* **YOUR GOAL**
Search the records below for "example" and copy every line it turns up in.

Start of Block

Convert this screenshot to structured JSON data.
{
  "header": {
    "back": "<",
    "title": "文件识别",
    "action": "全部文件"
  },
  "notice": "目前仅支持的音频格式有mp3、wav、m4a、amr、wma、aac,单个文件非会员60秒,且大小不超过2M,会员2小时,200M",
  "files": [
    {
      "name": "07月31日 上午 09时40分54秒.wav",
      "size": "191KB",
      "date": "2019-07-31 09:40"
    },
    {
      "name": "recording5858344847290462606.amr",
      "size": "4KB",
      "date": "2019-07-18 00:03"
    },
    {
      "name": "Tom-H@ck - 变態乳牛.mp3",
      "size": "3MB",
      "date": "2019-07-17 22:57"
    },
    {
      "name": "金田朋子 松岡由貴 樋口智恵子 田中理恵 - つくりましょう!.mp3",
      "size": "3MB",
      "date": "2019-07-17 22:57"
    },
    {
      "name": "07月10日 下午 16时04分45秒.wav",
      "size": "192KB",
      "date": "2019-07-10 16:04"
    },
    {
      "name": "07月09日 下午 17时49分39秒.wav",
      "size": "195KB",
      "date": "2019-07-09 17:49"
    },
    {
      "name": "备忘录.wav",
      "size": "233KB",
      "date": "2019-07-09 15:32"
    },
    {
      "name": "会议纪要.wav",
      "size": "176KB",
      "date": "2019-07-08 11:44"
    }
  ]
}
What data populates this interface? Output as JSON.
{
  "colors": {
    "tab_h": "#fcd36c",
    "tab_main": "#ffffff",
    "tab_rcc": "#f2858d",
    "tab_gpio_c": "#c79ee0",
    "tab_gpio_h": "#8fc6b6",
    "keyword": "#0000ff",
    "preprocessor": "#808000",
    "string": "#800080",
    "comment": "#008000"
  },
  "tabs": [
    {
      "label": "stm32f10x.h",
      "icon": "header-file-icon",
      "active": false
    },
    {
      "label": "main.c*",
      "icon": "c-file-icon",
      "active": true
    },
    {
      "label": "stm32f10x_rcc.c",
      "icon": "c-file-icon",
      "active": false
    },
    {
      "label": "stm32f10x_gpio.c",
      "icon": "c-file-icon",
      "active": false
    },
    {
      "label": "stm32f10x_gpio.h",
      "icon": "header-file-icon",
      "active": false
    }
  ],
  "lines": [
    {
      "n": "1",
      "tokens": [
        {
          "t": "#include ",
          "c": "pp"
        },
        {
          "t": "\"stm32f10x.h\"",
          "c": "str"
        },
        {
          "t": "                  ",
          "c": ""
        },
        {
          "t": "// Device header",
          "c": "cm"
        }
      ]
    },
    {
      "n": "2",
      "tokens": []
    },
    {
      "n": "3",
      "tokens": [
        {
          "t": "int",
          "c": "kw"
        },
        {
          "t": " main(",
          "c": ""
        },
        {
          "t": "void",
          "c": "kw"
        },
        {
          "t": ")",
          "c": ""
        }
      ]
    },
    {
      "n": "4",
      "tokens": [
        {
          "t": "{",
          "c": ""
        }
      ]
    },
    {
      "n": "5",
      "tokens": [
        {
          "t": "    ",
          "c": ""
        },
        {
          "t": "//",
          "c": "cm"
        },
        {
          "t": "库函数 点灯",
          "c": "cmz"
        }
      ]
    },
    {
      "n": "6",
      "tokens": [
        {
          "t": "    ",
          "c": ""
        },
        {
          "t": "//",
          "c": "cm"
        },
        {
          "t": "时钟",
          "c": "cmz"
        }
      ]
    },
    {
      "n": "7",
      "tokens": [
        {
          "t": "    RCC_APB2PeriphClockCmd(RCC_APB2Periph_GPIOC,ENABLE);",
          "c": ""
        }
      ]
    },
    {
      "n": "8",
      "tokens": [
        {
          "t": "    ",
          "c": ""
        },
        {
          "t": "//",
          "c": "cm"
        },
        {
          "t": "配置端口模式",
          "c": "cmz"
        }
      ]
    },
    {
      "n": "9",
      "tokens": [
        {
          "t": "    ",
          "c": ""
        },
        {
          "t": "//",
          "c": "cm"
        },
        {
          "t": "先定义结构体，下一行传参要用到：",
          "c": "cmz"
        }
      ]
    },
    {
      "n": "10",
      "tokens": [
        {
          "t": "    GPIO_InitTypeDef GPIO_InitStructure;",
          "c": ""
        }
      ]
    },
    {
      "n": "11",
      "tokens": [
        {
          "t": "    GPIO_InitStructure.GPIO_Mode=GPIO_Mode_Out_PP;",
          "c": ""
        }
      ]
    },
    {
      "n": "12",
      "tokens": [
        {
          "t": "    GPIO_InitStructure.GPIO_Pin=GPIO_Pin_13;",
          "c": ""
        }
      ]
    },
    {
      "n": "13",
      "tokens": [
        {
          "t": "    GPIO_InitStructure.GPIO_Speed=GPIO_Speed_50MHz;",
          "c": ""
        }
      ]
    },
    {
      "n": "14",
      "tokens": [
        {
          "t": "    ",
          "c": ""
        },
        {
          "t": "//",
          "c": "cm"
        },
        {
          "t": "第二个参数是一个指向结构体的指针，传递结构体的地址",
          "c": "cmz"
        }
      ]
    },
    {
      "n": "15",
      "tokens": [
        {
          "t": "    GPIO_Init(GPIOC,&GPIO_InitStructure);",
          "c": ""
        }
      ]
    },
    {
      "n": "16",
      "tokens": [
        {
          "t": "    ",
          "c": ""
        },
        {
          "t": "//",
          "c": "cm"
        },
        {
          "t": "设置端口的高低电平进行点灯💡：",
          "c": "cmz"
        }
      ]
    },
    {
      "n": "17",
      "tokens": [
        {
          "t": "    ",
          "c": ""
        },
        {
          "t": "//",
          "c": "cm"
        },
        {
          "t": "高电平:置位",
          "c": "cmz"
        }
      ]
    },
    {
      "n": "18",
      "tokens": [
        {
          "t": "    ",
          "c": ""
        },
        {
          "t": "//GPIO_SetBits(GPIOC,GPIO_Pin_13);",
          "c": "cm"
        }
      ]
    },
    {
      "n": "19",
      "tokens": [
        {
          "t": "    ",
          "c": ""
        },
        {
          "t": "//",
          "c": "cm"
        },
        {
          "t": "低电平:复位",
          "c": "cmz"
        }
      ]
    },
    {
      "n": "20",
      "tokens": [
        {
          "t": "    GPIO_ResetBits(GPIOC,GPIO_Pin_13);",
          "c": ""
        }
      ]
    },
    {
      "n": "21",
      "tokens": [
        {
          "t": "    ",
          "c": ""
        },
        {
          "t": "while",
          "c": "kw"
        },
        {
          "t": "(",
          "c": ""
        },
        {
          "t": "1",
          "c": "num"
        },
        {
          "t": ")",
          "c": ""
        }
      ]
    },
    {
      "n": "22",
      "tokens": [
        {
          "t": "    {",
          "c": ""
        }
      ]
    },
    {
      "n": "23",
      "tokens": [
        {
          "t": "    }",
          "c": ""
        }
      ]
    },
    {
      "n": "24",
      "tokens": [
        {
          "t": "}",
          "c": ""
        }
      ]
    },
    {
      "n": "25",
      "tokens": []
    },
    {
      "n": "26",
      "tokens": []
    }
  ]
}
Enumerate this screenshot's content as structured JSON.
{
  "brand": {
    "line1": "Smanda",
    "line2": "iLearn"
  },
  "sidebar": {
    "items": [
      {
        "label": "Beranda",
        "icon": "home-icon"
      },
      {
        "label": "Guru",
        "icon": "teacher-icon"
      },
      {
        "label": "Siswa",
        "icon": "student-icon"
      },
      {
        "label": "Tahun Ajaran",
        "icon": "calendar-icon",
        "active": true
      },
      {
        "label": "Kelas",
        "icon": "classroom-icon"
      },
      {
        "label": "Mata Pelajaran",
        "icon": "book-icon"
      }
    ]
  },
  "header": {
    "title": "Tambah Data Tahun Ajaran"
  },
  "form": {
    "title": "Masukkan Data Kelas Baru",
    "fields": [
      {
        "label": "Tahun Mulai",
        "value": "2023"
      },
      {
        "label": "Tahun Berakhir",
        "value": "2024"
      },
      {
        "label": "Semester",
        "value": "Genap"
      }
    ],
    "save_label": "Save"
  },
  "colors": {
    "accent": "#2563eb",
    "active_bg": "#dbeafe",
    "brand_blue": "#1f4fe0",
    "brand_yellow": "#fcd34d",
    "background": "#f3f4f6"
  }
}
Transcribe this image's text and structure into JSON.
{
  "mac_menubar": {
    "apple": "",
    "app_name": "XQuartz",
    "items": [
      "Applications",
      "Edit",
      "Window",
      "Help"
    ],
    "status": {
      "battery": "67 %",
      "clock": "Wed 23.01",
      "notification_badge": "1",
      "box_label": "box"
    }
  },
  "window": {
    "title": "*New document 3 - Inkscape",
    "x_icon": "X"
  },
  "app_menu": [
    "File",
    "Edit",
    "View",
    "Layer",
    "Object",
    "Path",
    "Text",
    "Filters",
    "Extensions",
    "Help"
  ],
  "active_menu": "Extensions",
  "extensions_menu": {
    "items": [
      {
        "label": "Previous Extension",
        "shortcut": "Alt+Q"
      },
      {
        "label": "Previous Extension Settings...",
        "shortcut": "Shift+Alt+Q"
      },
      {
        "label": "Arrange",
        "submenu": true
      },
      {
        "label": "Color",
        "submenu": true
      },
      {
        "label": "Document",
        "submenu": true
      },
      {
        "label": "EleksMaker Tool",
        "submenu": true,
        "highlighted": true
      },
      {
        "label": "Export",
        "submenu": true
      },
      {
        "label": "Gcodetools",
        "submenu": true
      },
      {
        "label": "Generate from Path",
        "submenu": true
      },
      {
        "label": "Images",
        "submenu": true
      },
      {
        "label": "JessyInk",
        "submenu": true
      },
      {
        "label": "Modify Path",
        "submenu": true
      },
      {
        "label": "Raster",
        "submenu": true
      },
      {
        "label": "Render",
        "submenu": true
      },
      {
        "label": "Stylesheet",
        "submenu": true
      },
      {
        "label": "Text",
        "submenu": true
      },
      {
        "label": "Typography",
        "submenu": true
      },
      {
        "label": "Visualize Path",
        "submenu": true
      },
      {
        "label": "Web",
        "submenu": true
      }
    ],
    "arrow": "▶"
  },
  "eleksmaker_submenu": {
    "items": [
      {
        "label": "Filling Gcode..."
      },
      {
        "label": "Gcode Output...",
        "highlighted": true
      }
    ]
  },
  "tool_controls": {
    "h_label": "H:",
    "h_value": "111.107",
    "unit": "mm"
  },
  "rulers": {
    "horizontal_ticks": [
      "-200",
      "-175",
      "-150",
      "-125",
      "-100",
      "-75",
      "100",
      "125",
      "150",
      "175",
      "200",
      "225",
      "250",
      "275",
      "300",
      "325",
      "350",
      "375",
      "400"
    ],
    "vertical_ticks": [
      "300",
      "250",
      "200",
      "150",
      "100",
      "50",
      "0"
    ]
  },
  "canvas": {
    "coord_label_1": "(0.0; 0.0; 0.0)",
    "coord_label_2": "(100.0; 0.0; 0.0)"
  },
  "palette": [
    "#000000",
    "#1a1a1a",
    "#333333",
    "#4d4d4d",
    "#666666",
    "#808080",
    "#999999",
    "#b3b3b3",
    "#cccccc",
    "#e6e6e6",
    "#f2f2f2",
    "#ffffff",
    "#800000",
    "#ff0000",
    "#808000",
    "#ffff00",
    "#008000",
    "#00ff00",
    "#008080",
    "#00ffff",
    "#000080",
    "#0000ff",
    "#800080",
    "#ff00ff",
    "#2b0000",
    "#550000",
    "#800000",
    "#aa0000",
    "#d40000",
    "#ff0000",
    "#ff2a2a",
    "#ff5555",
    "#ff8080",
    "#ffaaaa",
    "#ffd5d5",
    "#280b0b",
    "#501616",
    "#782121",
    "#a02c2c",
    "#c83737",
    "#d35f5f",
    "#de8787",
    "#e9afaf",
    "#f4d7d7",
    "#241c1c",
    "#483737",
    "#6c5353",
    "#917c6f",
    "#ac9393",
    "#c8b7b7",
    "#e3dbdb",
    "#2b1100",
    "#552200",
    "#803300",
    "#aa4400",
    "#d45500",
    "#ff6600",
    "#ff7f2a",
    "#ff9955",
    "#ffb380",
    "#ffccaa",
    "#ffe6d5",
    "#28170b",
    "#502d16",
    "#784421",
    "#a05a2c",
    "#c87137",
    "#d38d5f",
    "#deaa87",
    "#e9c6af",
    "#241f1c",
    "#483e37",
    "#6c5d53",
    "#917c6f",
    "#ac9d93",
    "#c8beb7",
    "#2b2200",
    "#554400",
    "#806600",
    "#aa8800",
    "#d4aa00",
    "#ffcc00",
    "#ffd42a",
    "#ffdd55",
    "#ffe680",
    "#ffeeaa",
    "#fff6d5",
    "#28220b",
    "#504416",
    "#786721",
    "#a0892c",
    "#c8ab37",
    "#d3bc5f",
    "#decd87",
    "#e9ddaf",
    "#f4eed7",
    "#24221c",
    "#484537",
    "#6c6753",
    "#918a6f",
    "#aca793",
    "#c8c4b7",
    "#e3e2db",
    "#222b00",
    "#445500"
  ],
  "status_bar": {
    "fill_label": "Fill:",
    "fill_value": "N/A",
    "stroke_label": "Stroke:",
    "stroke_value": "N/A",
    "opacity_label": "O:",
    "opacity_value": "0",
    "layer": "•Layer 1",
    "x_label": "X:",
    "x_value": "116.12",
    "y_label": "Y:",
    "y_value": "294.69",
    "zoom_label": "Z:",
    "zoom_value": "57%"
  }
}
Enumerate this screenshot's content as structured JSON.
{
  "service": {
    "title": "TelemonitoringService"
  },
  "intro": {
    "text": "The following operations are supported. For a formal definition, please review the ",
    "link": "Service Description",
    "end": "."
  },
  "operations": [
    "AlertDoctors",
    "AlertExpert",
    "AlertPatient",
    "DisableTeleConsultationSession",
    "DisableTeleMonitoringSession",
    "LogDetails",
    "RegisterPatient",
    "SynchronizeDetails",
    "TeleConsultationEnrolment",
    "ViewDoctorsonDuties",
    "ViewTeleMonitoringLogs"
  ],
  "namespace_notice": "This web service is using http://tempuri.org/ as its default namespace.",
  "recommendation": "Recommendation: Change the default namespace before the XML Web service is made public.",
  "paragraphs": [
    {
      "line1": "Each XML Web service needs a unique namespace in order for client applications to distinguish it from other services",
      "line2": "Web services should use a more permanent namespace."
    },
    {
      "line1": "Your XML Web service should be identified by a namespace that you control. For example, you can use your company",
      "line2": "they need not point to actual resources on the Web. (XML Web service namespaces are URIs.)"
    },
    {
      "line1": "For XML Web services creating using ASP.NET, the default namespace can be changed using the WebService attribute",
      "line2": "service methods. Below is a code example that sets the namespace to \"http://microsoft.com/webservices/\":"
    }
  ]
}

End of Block

* **SOLUTION FOR THIS PROBLEM**
      "line1": "Your XML Web service should be identified by a namespace that you control. For example, you can use your company",
      "line2": "service methods. Below is a code example that sets the namespace to \"http://microsoft.com/webservices/\":"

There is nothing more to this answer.